Types of Human Trafficking

Sex Trafficking - forcing, deceiving, or coercing a person to perform a commercial sex act. Settings can include, but are not limited to, bars and clubs, fake massage businesses, hotels/motels, residential brothels.

Forced Labor - forcing a person to work in captivity for little or no pay. 
 Settings can include agricultural and domestic work locations, bars and clubs, factories, restaurants, food services, and hospitality industries.

Signs of Sex Trafficking
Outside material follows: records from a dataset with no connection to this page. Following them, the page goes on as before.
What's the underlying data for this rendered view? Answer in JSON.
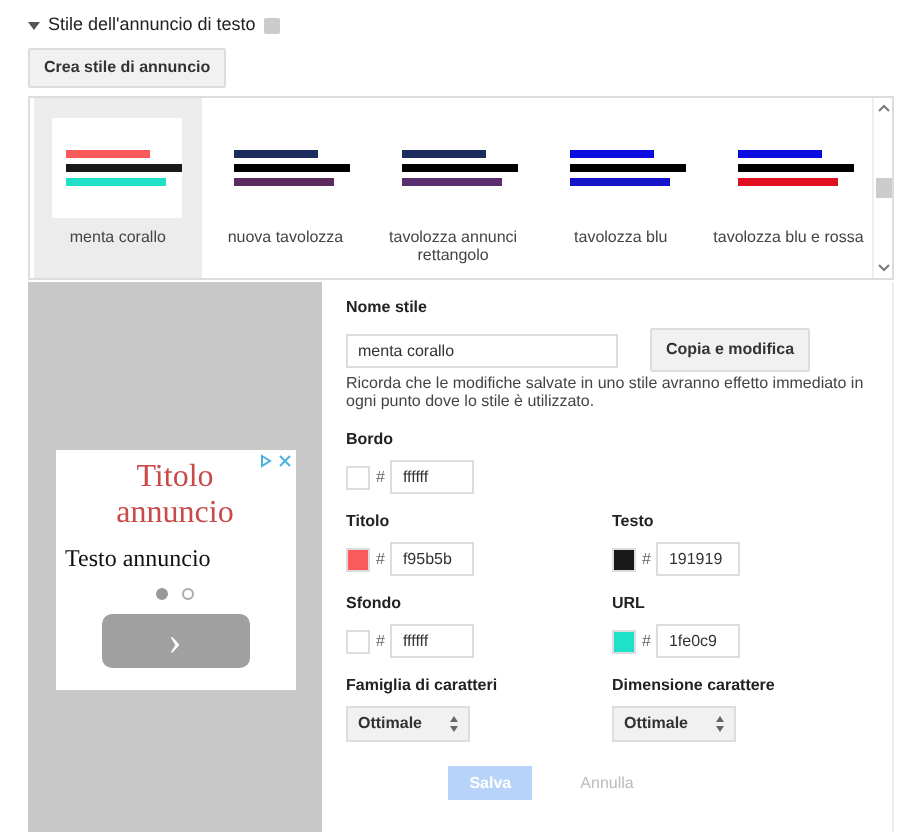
{
  "section": {
    "title": "Stile dell'annuncio di testo",
    "expanded": true
  },
  "create_button": "Crea stile di annuncio",
  "styles": [
    {
      "name": "menta corallo",
      "selected": true,
      "bars": [
        {
          "color": "#f95b5b"
        },
        {
          "color": "#191919"
        },
        {
          "color": "#1fe0c9"
        }
      ]
    },
    {
      "name": "nuova tavolozza",
      "selected": false,
      "bars": [
        {
          "color": "#1c2a5e"
        },
        {
          "color": "#000000"
        },
        {
          "color": "#5c2a5e"
        }
      ]
    },
    {
      "name": "tavolozza annunci rettangolo",
      "selected": false,
      "bars": [
        {
          "color": "#1c2a5e"
        },
        {
          "color": "#000000"
        },
        {
          "color": "#5a2d6e"
        }
      ]
    },
    {
      "name": "tavolozza blu",
      "selected": false,
      "bars": [
        {
          "color": "#0b0de0"
        },
        {
          "color": "#000000"
        },
        {
          "color": "#1414c8"
        }
      ]
    },
    {
      "name": "tavolozza blu e rossa",
      "selected": false,
      "bars": [
        {
          "color": "#0b0de0"
        },
        {
          "color": "#000000"
        },
        {
          "color": "#e01020"
        }
      ]
    }
  ],
  "preview": {
    "title": "Titolo annuncio",
    "text": "Testo annuncio",
    "dots": [
      {
        "selected": true
      },
      {
        "selected": false
      }
    ],
    "next": "›"
  },
  "form": {
    "name_label": "Nome stile",
    "name_value": "menta corallo",
    "copy_button": "Copia e modifica",
    "note": "Ricorda che le modifiche salvate in uno stile avranno effetto immediato in ogni punto dove lo stile è utilizzato.",
    "colors": [
      {
        "label": "Bordo",
        "hash": "#",
        "value": "ffffff",
        "color": "#ffffff"
      },
      {
        "label": "Titolo",
        "hash": "#",
        "value": "f95b5b",
        "color": "#f95b5b"
      },
      {
        "label": "Testo",
        "hash": "#",
        "value": "191919",
        "color": "#191919"
      },
      {
        "label": "Sfondo",
        "hash": "#",
        "value": "ffffff",
        "color": "#ffffff"
      },
      {
        "label": "URL",
        "hash": "#",
        "value": "1fe0c9",
        "color": "#1fe0c9"
      }
    ],
    "selects": [
      {
        "label": "Famiglia di caratteri",
        "value": "Ottimale"
      },
      {
        "label": "Dimensione carattere",
        "value": "Ottimale"
      }
    ],
    "save": {
      "label": "Salva",
      "disabled": true
    },
    "cancel": {
      "label": "Annulla",
      "disabled": true
    }
  }
}
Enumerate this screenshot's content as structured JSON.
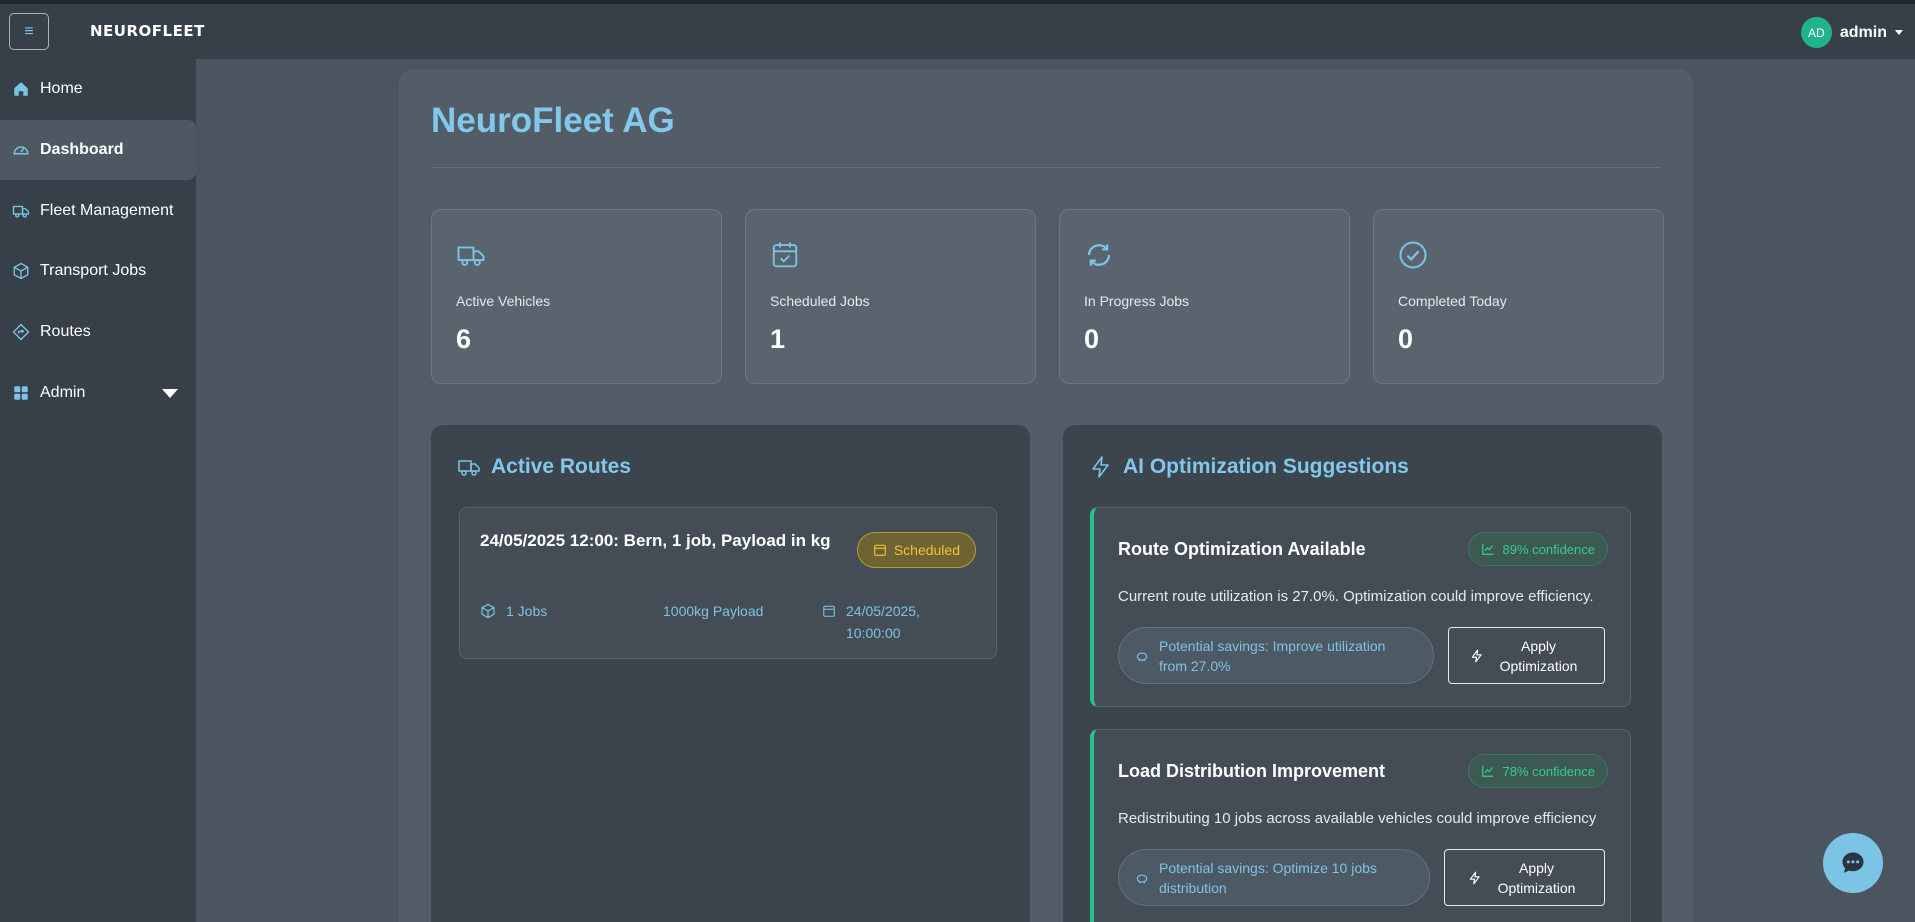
{
  "topbar": {
    "menu_icon": "≡",
    "logo": "NEUROFLEET",
    "user": {
      "initials": "AD",
      "name": "admin"
    }
  },
  "sidebar": {
    "items": [
      {
        "label": "Home",
        "icon": "home-icon"
      },
      {
        "label": "Dashboard",
        "icon": "dashboard-gauge-icon",
        "active": true
      },
      {
        "label": "Fleet Management",
        "icon": "truck-icon"
      },
      {
        "label": "Transport Jobs",
        "icon": "box-icon"
      },
      {
        "label": "Routes",
        "icon": "signpost-icon"
      },
      {
        "label": "Admin",
        "icon": "grid-icon",
        "expandable": true
      }
    ]
  },
  "main": {
    "company": "NeuroFleet AG",
    "stats": [
      {
        "label": "Active Vehicles",
        "value": "6",
        "icon": "truck-icon"
      },
      {
        "label": "Scheduled Jobs",
        "value": "1",
        "icon": "calendar-check-icon"
      },
      {
        "label": "In Progress Jobs",
        "value": "0",
        "icon": "refresh-icon"
      },
      {
        "label": "Completed Today",
        "value": "0",
        "icon": "check-circle-icon"
      }
    ],
    "active_routes": {
      "title": "Active Routes",
      "items": [
        {
          "title": "24/05/2025 12:00: Bern, 1 job, Payload in kg",
          "status": "Scheduled",
          "jobs": "1 Jobs",
          "payload": "1000kg Payload",
          "date": "24/05/2025, 10:00:00"
        }
      ]
    },
    "ai": {
      "title": "AI Optimization Suggestions",
      "suggestions": [
        {
          "title": "Route Optimization Available",
          "confidence": "89% confidence",
          "description": "Current route utilization is 27.0%. Optimization could improve efficiency.",
          "savings": "Potential savings: Improve utilization from 27.0%",
          "button": "Apply Optimization"
        },
        {
          "title": "Load Distribution Improvement",
          "confidence": "78% confidence",
          "description": "Redistributing 10 jobs across available vehicles could improve efficiency",
          "savings": "Potential savings: Optimize 10 jobs distribution",
          "button": "Apply Optimization"
        }
      ]
    }
  },
  "colors": {
    "accent": "#82c8ea",
    "success": "#2bc08a",
    "warning": "#f0c23a",
    "avatar": "#20b48a"
  }
}
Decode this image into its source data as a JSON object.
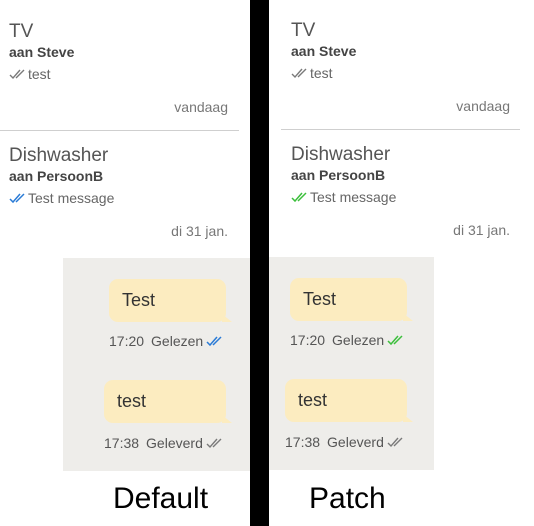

  • Evidence of being controlled.
  • Lack of control over personal schedule.¬†
  • Lack of control over money.
  • The person recently arrived in the country. They often do not speak the language of the country.
  • Fear, depression, and overly submissive behavior. The person is frightened to talk to outsiders and authorities as a result of threats.
  • Poor health. Sexually transmitted diseases, HIV/AIDS, pelvic pain and traumas, urinary difficulties, pregnancy resulting from rape and prostitution, infertility from chronic untreated STDs and unsafe abortions. Malnutrition and serious dental problems.
  • Bruises, scars, and other signs of physical abuse and torture. Sex trafficked victims are often beaten in areas that will not damage their appearance (lower back).
  • Substance abuse problems or addictions. The person is often coerced into drug use by their traffickers or turn to substance abuse to help cope with their dreadful situation.